*Entries supplied*

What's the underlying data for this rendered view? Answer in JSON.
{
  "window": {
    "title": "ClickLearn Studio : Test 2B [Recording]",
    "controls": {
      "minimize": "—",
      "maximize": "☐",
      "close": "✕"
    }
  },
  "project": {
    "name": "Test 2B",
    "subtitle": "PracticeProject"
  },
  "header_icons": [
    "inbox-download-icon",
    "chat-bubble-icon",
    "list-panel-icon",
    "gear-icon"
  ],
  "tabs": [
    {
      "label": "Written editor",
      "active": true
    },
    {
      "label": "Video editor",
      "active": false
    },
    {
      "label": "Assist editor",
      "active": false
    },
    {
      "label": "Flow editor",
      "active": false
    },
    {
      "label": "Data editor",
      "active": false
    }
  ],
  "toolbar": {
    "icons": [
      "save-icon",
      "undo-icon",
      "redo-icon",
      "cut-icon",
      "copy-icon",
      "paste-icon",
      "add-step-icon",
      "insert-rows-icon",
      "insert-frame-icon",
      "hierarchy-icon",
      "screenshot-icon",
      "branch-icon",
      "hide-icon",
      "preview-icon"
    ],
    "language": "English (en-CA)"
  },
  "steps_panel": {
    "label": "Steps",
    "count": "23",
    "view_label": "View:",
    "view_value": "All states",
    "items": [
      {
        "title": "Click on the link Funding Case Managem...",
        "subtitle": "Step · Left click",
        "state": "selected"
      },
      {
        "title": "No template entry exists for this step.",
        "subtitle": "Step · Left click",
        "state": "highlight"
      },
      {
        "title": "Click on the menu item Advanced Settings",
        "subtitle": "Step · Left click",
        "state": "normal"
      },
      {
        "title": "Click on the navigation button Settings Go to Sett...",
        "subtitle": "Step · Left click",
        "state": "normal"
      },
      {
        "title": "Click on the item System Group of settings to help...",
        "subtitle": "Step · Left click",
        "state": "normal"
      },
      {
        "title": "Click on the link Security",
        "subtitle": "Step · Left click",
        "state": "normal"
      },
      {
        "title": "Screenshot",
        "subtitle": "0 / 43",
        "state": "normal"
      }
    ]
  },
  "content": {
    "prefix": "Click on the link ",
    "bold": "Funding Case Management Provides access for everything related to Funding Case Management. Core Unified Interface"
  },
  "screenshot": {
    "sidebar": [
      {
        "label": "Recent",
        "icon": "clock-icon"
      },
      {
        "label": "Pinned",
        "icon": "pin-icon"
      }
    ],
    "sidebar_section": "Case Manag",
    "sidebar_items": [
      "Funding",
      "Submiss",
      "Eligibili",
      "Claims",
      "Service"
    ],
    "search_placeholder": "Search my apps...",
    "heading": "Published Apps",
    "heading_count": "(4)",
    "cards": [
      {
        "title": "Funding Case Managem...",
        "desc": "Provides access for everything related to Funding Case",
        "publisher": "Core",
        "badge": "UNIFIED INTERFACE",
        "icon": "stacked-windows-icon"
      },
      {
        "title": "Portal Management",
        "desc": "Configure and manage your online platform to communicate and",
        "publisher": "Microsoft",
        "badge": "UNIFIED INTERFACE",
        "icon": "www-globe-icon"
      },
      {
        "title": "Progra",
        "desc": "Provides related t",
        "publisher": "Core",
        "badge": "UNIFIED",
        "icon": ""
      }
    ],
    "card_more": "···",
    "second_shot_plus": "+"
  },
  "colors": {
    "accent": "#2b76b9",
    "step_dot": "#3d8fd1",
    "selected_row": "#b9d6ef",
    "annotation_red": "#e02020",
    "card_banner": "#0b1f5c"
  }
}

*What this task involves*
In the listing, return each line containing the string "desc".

*Solution to the exercise*
        "desc": "Provides access for everything related to Funding Case",
        "desc": "Configure and manage your online platform to communicate and",
        "desc": "Provides related t",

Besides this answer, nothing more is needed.